• THE PROBLEM: Copy each line below holding "code".

Items from a dataset:
== Segment start ==

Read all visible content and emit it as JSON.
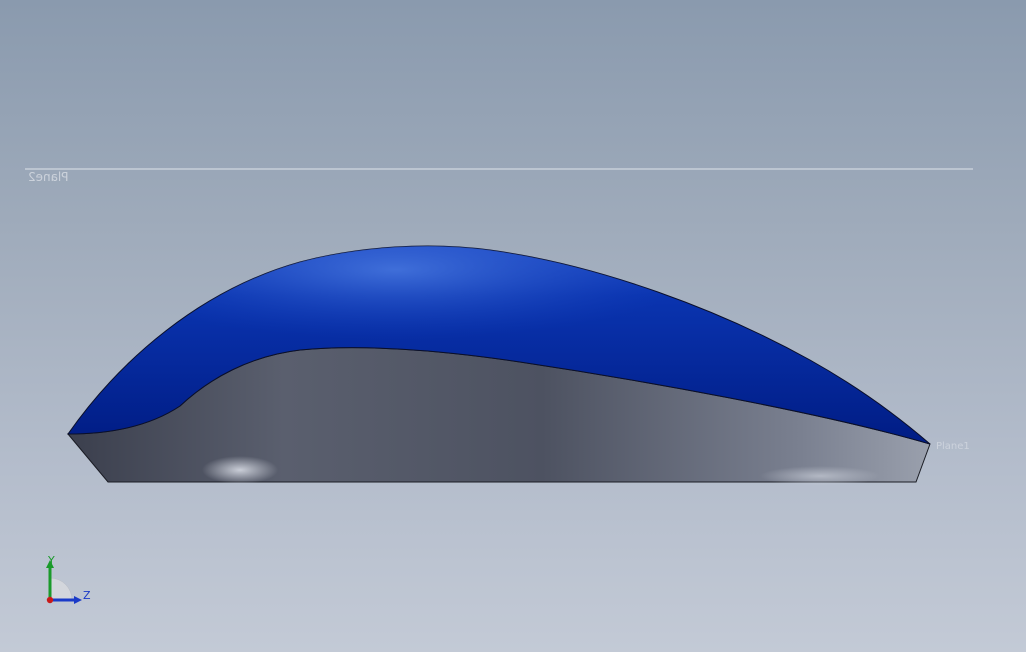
{
  "viewport": {
    "background_top": "#8a9aae",
    "background_bottom": "#c3cad6"
  },
  "model": {
    "top_surface_color": "#0a2a9c",
    "side_surface_color": "#5e6473",
    "plane_labels": [
      "Plane2",
      "Plane1"
    ]
  },
  "triad": {
    "y_label": "Y",
    "z_label": "Z",
    "y_color": "#1a9a2a",
    "z_color": "#1a3ac8",
    "x_color": "#c81a1a"
  }
}
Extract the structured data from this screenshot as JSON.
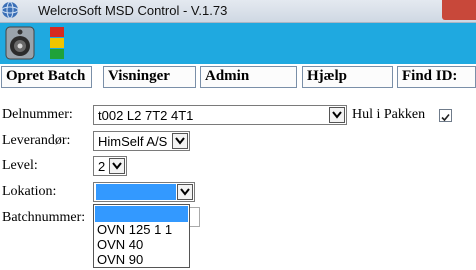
{
  "window": {
    "title": "WelcroSoft MSD Control -  V.1.73"
  },
  "toolbar": {
    "speaker_icon": "speaker-icon",
    "traffic_light_icon": "traffic-light-icon",
    "colors": {
      "background": "#1fa9e0",
      "red": "#d62a20",
      "yellow": "#f0c500",
      "green": "#1fa23a"
    }
  },
  "menu": [
    {
      "label": "Opret Batch"
    },
    {
      "label": "Visninger"
    },
    {
      "label": "Admin"
    },
    {
      "label": "Hjælp"
    },
    {
      "label": "Find ID:"
    }
  ],
  "form": {
    "delnummer": {
      "label": "Delnummer:",
      "value": "t002 L2 7T2 4T1"
    },
    "hul_i_pakken": {
      "label": "Hul i Pakken",
      "checked": true
    },
    "leverandor": {
      "label": "Leverandør:",
      "value": "HimSelf A/S"
    },
    "level": {
      "label": "Level:",
      "value": "2"
    },
    "lokation": {
      "label": "Lokation:",
      "value": "",
      "options": [
        "",
        "OVN 125 1 1",
        "OVN 40",
        "OVN 90"
      ]
    },
    "batchnummer": {
      "label": "Batchnummer:"
    }
  }
}
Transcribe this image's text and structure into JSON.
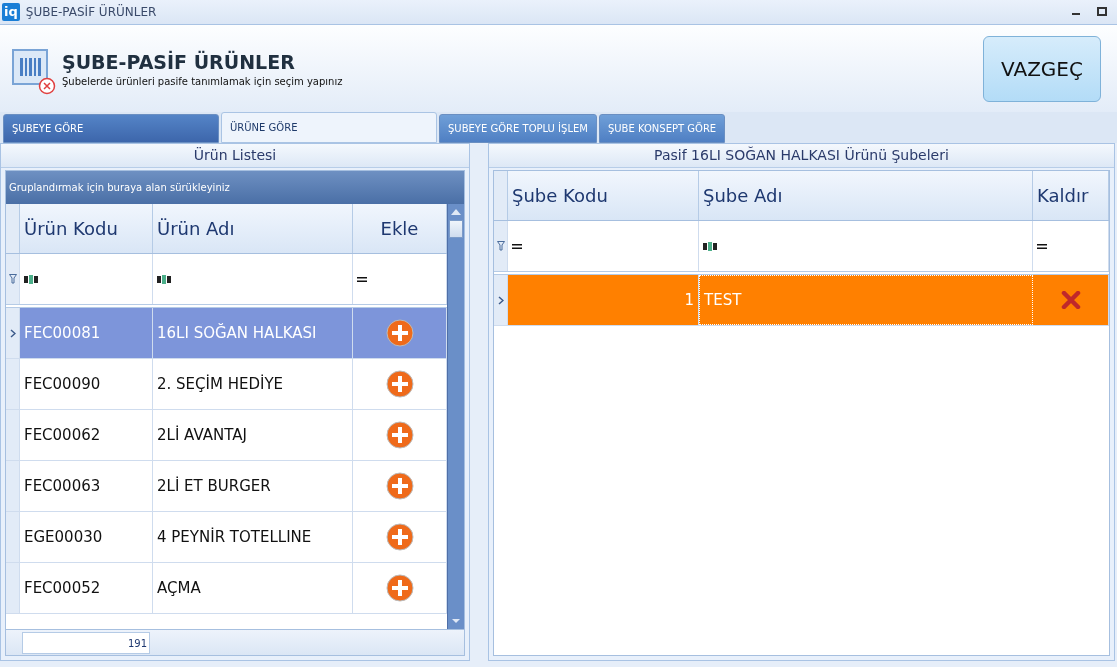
{
  "window": {
    "logo": "iq",
    "title": "ŞUBE-PASİF ÜRÜNLER"
  },
  "header": {
    "title": "ŞUBE-PASİF ÜRÜNLER",
    "subtitle": "Şubelerde ürünleri pasife tanımlamak için seçim yapınız"
  },
  "cancel_button": "VAZGEÇ",
  "tabs": [
    {
      "label": "ŞUBEYE GÖRE",
      "selected": false,
      "hovered": true
    },
    {
      "label": "ÜRÜNE GÖRE",
      "selected": true,
      "hovered": false
    },
    {
      "label": "ŞUBEYE GÖRE TOPLU İŞLEM",
      "selected": false,
      "hovered": false
    },
    {
      "label": "ŞUBE KONSEPT GÖRE",
      "selected": false,
      "hovered": false
    }
  ],
  "product_list": {
    "title": "Ürün Listesi",
    "group_hint": "Gruplandırmak için buraya alan sürükleyiniz",
    "columns": [
      {
        "label": "Ürün Kodu",
        "filter": {
          "kind": "text"
        }
      },
      {
        "label": "Ürün Adı",
        "filter": {
          "kind": "text"
        }
      },
      {
        "label": "Ekle",
        "filter": {
          "kind": "equals"
        }
      }
    ],
    "rows": [
      {
        "code": "FEC00081",
        "name": "16LI SOĞAN HALKASI",
        "selected": true
      },
      {
        "code": "FEC00090",
        "name": "2. SEÇİM HEDİYE",
        "selected": false
      },
      {
        "code": "FEC00062",
        "name": "2Lİ AVANTAJ",
        "selected": false
      },
      {
        "code": "FEC00063",
        "name": "2Lİ ET BURGER",
        "selected": false
      },
      {
        "code": "EGE00030",
        "name": "4 PEYNİR TOTELLINE",
        "selected": false
      },
      {
        "code": "FEC00052",
        "name": "AÇMA",
        "selected": false
      }
    ],
    "count": "191"
  },
  "branch_list": {
    "title": "Pasif 16LI SOĞAN HALKASI Ürünü Şubeleri",
    "columns": [
      {
        "label": "Şube Kodu",
        "filter": {
          "kind": "equals"
        }
      },
      {
        "label": "Şube Adı",
        "filter": {
          "kind": "text"
        }
      },
      {
        "label": "Kaldır",
        "filter": {
          "kind": "equals"
        }
      }
    ],
    "rows": [
      {
        "code": "1",
        "name": "TEST",
        "selected": true
      }
    ]
  }
}
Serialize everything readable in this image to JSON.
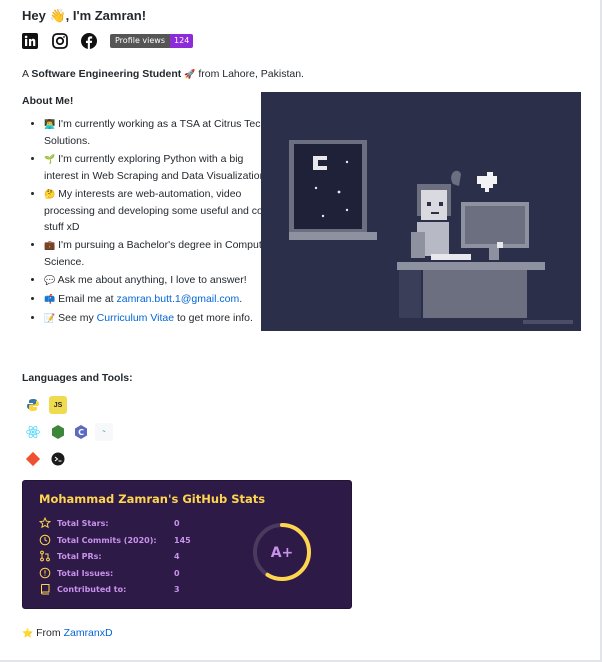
{
  "header": {
    "title": "Hey 👋, I'm Zamran!",
    "badge_label": "Profile views",
    "badge_value": "124"
  },
  "social": [
    "linkedin-icon",
    "instagram-icon",
    "facebook-icon"
  ],
  "intro": {
    "prefix": "A ",
    "bold": "Software Engineering Student",
    "emoji": "🚀",
    "suffix": " from Lahore, Pakistan."
  },
  "about": {
    "heading": "About Me!",
    "items": [
      {
        "emoji": "👨‍💻",
        "text": "I'm currently working as a TSA at Citrus Tech Solutions."
      },
      {
        "emoji": "🌱",
        "text": "I'm currently exploring Python with a big interest in Web Scraping and Data Visualization."
      },
      {
        "emoji": "🤔",
        "text": "My interests are web-automation, video processing and developing some useful and cool stuff xD"
      },
      {
        "emoji": "💼",
        "text": "I'm pursuing a Bachelor's degree in Computer Science."
      },
      {
        "emoji": "💬",
        "text": "Ask me about anything, I love to answer!"
      }
    ],
    "email_emoji": "📫",
    "email_prefix": "Email me at ",
    "email": "zamran.butt.1@gmail.com",
    "email_suffix": ".",
    "cv_emoji": "📝",
    "cv_prefix": "See my ",
    "cv_link": "Curriculum Vitae",
    "cv_suffix": " to get more info."
  },
  "tools": {
    "heading": "Languages and Tools:",
    "items": [
      "python",
      "javascript",
      "react",
      "nodejs",
      "c",
      "mysql",
      "git",
      "bash"
    ]
  },
  "stats": {
    "title": "Mohammad Zamran's GitHub Stats",
    "rows": [
      {
        "label": "Total Stars:",
        "value": "0",
        "icon": "star-icon"
      },
      {
        "label": "Total Commits (2020):",
        "value": "145",
        "icon": "clock-icon"
      },
      {
        "label": "Total PRs:",
        "value": "4",
        "icon": "pull-request-icon"
      },
      {
        "label": "Total Issues:",
        "value": "0",
        "icon": "issue-icon"
      },
      {
        "label": "Contributed to:",
        "value": "3",
        "icon": "repo-icon"
      }
    ],
    "grade": "A+",
    "colors": {
      "bg": "#2e1a47",
      "title": "#ffd54f",
      "text": "#c792ea",
      "ring": "#ffd54f"
    }
  },
  "footer": {
    "emoji": "⭐",
    "prefix": " From ",
    "link": "ZamranxD"
  }
}
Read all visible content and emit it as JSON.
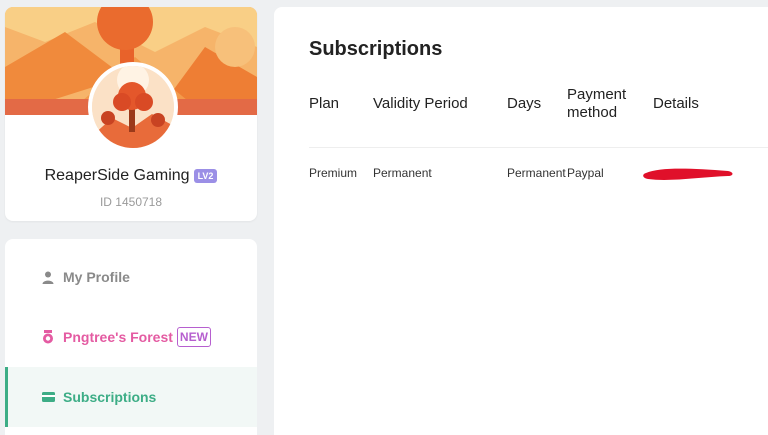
{
  "profile": {
    "username": "ReaperSide Gaming",
    "level_badge": "LV2",
    "user_id": "ID 1450718"
  },
  "sidebar": {
    "items": [
      {
        "label": "My Profile",
        "icon": "person-icon",
        "color": "#8a8a8a"
      },
      {
        "label": "Pngtree's Forest",
        "icon": "medal-icon",
        "badge": "NEW",
        "color": "#e45ba2"
      },
      {
        "label": "Subscriptions",
        "icon": "card-icon",
        "color": "#3dad86",
        "active": true
      }
    ]
  },
  "main": {
    "title": "Subscriptions",
    "table": {
      "headers": [
        "Plan",
        "Validity Period",
        "Days",
        "Payment method",
        "Details"
      ],
      "rows": [
        [
          "Premium",
          "Permanent",
          "Permanent",
          "Paypal",
          ""
        ]
      ]
    }
  },
  "colors": {
    "accent_green": "#3dad86",
    "forest_pink": "#e45ba2",
    "level_purple": "#9b8fe6",
    "new_purple": "#b65fcf",
    "redaction_red": "#e0102a"
  }
}
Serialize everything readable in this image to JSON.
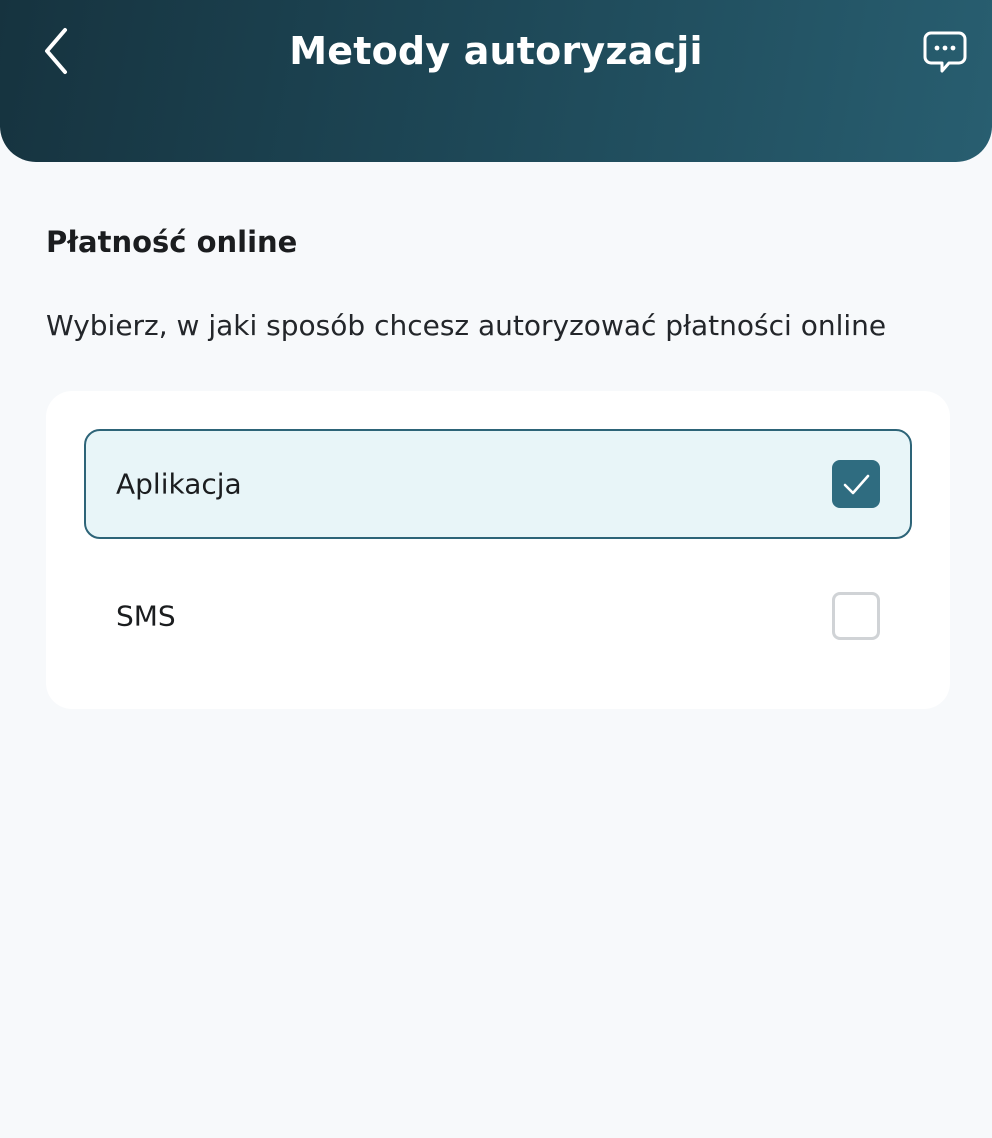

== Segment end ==

• REPLY:
        "code": "FEC00081",
        "code": "FEC00090",
        "code": "FEC00062",
        "code": "FEC00063",
        "code": "EGE00030",
        "code": "FEC00052",
        "code": "1",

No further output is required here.